__TASK DETAILS__
Count the lines below that hold the string "colA". Give only that number.

Web page and app entries:
┌──

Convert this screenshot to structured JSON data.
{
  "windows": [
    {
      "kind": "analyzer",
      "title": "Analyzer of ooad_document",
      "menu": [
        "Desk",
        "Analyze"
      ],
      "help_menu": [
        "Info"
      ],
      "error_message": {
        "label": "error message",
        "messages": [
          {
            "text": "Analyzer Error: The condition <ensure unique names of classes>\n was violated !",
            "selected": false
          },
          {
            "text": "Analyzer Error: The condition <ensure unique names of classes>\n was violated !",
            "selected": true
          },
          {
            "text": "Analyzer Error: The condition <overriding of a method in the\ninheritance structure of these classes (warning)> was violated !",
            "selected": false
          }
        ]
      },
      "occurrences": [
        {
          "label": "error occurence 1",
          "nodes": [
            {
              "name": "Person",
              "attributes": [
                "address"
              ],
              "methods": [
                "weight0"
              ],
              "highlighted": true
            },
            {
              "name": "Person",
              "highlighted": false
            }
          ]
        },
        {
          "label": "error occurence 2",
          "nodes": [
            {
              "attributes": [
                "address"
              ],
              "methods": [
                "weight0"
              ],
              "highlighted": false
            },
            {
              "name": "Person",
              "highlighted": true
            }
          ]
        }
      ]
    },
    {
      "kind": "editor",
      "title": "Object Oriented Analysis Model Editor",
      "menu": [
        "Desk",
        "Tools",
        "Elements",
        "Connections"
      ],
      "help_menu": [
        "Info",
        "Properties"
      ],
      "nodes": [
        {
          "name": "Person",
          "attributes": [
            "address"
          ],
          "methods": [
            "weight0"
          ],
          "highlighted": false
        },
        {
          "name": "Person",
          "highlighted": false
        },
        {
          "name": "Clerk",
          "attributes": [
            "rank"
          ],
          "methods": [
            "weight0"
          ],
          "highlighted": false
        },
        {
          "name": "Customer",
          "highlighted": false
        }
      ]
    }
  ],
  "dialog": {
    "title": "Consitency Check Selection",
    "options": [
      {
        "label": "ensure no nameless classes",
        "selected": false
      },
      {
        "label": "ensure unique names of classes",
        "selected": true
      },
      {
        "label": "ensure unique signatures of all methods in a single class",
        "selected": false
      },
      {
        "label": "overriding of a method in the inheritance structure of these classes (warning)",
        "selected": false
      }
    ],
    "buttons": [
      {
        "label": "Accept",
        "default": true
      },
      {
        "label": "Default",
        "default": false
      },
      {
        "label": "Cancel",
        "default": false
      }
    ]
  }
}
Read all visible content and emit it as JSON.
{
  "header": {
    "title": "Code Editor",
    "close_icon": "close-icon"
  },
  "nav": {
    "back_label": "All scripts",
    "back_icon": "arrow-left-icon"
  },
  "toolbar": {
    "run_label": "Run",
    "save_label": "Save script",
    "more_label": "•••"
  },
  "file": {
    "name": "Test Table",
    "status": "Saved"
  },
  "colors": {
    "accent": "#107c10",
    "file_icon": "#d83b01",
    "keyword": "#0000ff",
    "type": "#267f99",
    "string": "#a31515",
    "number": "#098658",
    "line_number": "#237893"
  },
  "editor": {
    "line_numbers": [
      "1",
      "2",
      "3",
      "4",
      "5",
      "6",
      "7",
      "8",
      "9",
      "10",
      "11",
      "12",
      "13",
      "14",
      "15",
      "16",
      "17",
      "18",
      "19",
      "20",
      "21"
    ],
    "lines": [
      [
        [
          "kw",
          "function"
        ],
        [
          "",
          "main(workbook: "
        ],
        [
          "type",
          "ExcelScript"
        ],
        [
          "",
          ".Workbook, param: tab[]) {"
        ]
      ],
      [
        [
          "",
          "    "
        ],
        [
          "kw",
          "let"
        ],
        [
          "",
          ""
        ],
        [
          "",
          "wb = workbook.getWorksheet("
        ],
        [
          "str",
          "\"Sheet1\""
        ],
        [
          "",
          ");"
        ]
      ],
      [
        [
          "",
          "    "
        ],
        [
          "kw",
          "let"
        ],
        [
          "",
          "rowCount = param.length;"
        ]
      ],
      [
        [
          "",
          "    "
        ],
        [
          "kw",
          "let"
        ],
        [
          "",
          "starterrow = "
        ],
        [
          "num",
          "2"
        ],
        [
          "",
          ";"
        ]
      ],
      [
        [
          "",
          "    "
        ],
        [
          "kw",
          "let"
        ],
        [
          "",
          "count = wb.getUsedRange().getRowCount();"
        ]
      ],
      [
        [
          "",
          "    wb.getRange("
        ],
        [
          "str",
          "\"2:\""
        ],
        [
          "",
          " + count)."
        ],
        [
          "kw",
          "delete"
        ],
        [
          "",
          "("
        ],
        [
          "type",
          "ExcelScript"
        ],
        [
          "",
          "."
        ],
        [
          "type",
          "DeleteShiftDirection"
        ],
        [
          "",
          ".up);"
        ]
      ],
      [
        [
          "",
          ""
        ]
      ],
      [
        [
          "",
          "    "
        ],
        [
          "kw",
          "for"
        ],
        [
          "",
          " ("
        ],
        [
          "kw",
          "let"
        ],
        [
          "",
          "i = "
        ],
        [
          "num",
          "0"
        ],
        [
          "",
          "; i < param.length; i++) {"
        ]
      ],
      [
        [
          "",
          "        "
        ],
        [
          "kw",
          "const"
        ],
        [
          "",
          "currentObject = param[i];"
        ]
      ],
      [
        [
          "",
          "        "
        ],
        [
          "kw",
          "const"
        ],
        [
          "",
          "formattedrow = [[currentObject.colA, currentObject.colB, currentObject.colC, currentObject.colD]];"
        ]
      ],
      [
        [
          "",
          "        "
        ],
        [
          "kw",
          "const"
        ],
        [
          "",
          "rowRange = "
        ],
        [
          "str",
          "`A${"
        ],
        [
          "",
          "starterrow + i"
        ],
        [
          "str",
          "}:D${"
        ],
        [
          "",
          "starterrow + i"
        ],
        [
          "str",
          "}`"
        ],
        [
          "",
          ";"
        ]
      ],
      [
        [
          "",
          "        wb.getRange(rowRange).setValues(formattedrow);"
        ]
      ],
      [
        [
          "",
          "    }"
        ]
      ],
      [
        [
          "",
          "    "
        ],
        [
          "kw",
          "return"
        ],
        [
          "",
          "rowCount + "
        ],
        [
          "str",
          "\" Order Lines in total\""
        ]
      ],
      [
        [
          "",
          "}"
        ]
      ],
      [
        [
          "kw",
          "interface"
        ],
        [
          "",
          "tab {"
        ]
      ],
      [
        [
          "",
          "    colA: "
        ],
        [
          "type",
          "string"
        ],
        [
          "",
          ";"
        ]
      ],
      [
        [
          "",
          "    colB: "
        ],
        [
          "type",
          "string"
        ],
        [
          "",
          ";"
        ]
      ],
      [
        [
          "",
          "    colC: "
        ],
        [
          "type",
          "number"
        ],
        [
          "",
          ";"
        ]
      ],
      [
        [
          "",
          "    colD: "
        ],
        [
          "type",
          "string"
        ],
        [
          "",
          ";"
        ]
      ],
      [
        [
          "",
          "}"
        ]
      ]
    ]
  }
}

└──

__THE ANSWER__
2